Quantcast
Last updated on April 24, 2014 at 17:35 EDT

Latest Trichodesmium Stories

Wobble Of The Earth Rings The Ocean Dinner Bell For Tiny Ocean Creatures
2013-09-14 04:18:52

redOrbit Staff & Wire Reports - Your Universe Online The nutrient known as “fixed” nitrogen, which is essential to the health of the ocean, is controlled by the cyclic wobble of the Earth on its axis, researchers from Princeton University and the Swiss Institute of Technology in Zurich (ETH) claim in research appearing in the journal Nature. According to the study authors, the discovery will give scientists new insight into how the ocean regulates its own life-support system,...

Ocean Food Chain Likely Disrupted By Climate Change
2013-07-03 08:08:44

April Flowers for redOrbit.com - Your Universe Online A new study from the University of Southern California (USC) reveals climate change may be weeding out the bacteria that form the base of the ocean's food chain by selecting certain strains for survival. There are winners and losers in everything, including climate change. Knowing which organisms will thrive and which will perish as atmospheric carbon dioxide levels and temperatures rise globally is increasingly important to...

2012-07-09 10:21:15

HAMILTON, Bermuda, July 9, 2012 /PRNewswire/ -- When it comes to climate change, few people think about potential impacts on bacteria, but that's just what a team of researchers from the Bermuda Institute of Ocean Sciences (BIOS) and Princeton University did in a recent study chosen as the feature article in today's issue of Aquatic Microbial Ecology. Led by Dr. Michael Lomas, PI of the Phytoplankton Ecology Lab at BIOS, the team investigated the short-term responses of photosynthetic...

ccb75702f051b89c932a4e369f71d1d61
2010-02-25 15:21:42

Novel species found to be more widely distributed in world's seas Marine scientists long believed that a microbe called Trichodesmium, a member of a group called the cyanobacteria, reigned over the ocean's nitrogen budget. New research results reported on-line today in a paper in Science Express show that Trichodesmium may have to share its nitrogen-fixing throne: two others of its kind, small spherical species of nitrogen-fixing cyanobacteria called UCYN-A and Crocosphaera watsonii, are also...

d4951def6ea274fd726987e080629399
2009-11-02 13:40:00

Nitrogen fixation in the Atlantic Scientists including researchers from the National Oceanography Centre, Southampton and the University of Essex have discovered that interactions between iron supply, transported through the atmosphere from deserts, and large-scale oceanic circulation control the availability of a crucial nutrient, nitrogen, in the Atlantic. Their findings have potentially important implications for understanding global climate, both past and future.
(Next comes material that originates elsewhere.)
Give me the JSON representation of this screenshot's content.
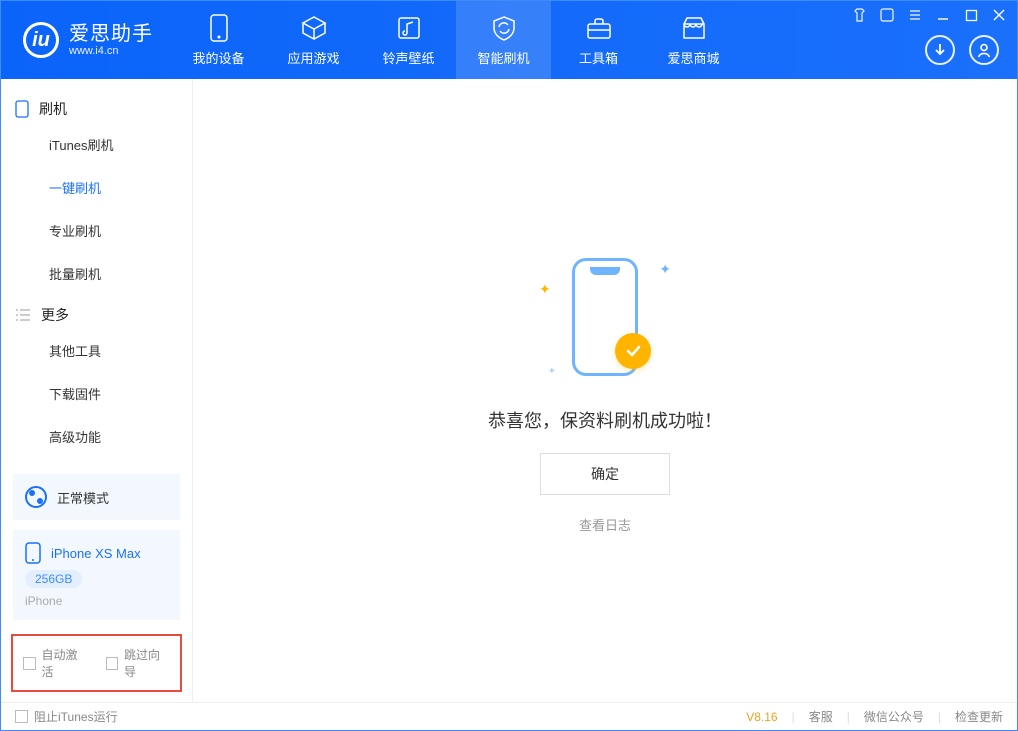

Nitrogen is an essential...

ad4fda9b4e63453a6bfa587c01b10bde1
2009-09-30 13:53:27

Trichodesmium has important role in nitrogen cycle and carbon sequestration A new study of microscopic marine microbes, called phytoplankton, by researchers at Woods Hole Oceanographic Institution (WHOI) and the University of South Carolina has solved a ten-year-old mystery about the source of an essential nutrient in the ocean. Roughly a decade ago scientists discovered a rare form of organic phosphorus in marine organic matter. Not only were the researchers surprised to find this form of...

2009-08-14 10:26:43

Observations made by Southampton scientists help understand the massive blooms of microscopic marine algae "“ phytoplankton "“ in the seas around Madagascar and its effect on the biogeochemistry of the southwest Indian Ocean.The observations were made by researchers based at the National Oceanography Center, Southampton (NOCS) during a 2005 hydrographic survey south and east of Madagascar while aboard the royal research ship RRS Discovery. The fully analyzed results are published...

dea19a68c310956f42eda8df102f49821
2005-08-13 10:28:16

USC -- A USC oceanographer's long-term study shows that the marine food chain depends in large part on atmospheric nitrogen. The finding also demonstrates the oceans' massive absorption of greenhouse gas. A decade-long USC study has written the ending to a long-standing mystery: Where do marine organisms in the tropical oceans get the nitrogen they need to grow? In the process, the study also may help to explain how tons of carbon dioxide disappear into the ocean every day, slowing the...